Feminist Demands in the Victorian Period The Novel “Jessie Phillips” by F. Trollope

Suzana Ibrahimi Memeti


The 1850s marked the beginning of the Feminist Movement. Feminism till that time had been an individual issue and even an indirect protest. After 1850, the Feminist Movement strengthened more and more and was bypassing the grievances expressed from time to time. There were a number of reasons for this: women's suffrage, women's admission to higher education, marriage and property laws, and the demands and prospects of unmarried women. These bold attitudes of this decade manifested themselves through three kinds of writing, controversy, and treatments. The basis of Harriet Taylor's observation was the report published in the New York Tribune on the "Convention on the Rights of Women" which called for equality in education, employment in industry and political rights. This American example of women's rights later influenced the Feminist Movement in England. It is interesting that Taylor's attitude was uncompromising. The novel "Jessie Phillips" is one of the first interesting novels that brings a benevolent story about the fate of stigmatized women, including elements of class consciousness and sexual policy.

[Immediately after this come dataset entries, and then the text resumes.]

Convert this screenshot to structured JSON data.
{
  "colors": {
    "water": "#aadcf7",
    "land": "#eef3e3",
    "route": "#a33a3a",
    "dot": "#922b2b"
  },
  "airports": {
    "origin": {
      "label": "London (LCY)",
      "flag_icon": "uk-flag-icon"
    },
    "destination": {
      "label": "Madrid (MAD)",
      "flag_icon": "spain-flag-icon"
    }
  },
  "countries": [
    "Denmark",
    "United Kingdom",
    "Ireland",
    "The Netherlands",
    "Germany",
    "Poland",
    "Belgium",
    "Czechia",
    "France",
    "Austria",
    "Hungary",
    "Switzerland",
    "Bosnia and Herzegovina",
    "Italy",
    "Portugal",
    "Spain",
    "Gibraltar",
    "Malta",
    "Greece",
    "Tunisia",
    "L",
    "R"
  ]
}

Keywords: Women, rights, feminism, education, “Jessie Philips”.

Full Text:



Adams, J. Eli. A History of Victorian Literature, Clichester West Cambridge, 2012.

Albert, E. A. History of English Literature, Hong Kong, 1985.

Anger, Suzy, Ed. Knowing the Past: Victorian Literature and Culture. London: Cornell UP, 2001.

Caine, Barbara. English Feminism, 1780-1980. Oxford: Oxford University Press, 1997.

Charlotte Brontë, Shirley.

Colby, Vineta. Yesterday Women, Domestic Realism in the English Novel, Princeton, New Jersey, 1974.

Cvetkovich, Ann. Mixed Feelings, Feminism, Mass Culture and Victorian Sensationalism, Piscatawy. New Jersey, Rutgets UP, 1992.

Cunningham, Gail. The New Woman and the Victorian Novel. London: Macmillan. Press, 1978.

Eliot, George. “Adam Bede”.

Gaskell, Elizabeth (1854-5). North and South. Penguin Popular Classics. p. 277. ISBN 978-0-14-062019-1

Pykett, Lyn. The “Improper” Feminine: The Women's Sensation Novel and the New Woman Writing. London: Routledge, 1992.

Trollope, F. Frances. “Jessie Phillips”

Tylor, M. Harriet. The Complete Works of Harriet Taylor Mill Chapter 4.

Walkowitz, Judith. Prostitution and Victorian Society, Women, Class and the State, New York, 1990.

Watt, George. The Fallen Women in the Nineteenth Century English Women, London, 1984.


  • There are currently no refbacks.

Angloamericanae Journal (AAJ) is licensed under a Creative Commons Attribution 4.0 International License Based on a work at http://www.aaj.ielas.org